Despite overall declines in U.S. teen birth rates and particularly impressive declines among racial and ethnic minorities, the U.S. still has the highest teen birth rates in the industrialized world. Teen births continue to have negative social, health, and economic impacts on teen parents, their children, and society, as a whole – and continued high rates of teenage childbearing among racial and ethnic minorities can contribute to intergenerational cycles of poverty. As a result, there is an ongoing need to:
- Replicate evidence-based teen pregnancy prevention programs with a variety of populations (as the Department of Health and Human Services (HHS) is doing with its “Tier 1” Teen Pregnancy Prevention (TPP) and its Personal Responsibility Education Program grantees);
- Rigorously evaluate the effectiveness of new or innovative approaches to reducing teen pregnancy (as HHS is doing with its “Tier 2” TPP Grantees), including programs that focus on low-income and racial and ethnic minority populations; and
- Support the teens who become young parents in their efforts to complete schooling and access health care, child care, family housing, and other critical supports (as HHS is doing with its Pregnancy Assistance Fund grantees).
 Drawn from Child Trends’ searchable Lifecourse Interventions to Nurture Kids Successfully (LINKS) database, found here: https://www.childtrends.org/what-works/
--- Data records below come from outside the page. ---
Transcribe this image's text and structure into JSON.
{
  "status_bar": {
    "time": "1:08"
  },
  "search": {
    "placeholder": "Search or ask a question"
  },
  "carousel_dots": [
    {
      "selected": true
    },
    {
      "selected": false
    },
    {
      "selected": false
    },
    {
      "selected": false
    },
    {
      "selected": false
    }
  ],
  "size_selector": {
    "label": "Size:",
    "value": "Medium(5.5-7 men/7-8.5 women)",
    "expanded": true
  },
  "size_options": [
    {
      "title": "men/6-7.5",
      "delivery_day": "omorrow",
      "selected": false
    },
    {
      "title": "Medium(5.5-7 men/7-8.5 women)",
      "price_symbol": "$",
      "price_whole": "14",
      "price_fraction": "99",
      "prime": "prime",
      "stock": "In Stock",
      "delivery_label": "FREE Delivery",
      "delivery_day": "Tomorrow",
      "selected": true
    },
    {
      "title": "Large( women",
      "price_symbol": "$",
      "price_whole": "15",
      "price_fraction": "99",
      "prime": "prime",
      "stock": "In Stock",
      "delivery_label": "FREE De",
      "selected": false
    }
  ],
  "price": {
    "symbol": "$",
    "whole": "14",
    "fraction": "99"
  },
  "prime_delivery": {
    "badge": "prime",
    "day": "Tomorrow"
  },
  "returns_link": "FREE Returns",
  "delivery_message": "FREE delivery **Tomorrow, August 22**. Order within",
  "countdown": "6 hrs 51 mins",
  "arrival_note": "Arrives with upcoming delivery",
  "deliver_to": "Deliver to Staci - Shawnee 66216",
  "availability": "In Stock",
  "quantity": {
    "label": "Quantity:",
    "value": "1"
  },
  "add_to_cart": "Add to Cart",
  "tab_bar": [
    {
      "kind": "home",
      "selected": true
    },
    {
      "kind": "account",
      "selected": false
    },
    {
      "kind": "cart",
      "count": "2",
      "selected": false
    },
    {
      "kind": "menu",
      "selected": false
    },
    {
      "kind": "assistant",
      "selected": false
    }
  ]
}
 ¡Cuídate!, Draw the Line/Respect the Line, Familias Unidas, Families Talking Together, It’s Your Game: Keep it Real, Positive Prevention, Project Respect, Sisters Saving Sisters, Teen Talk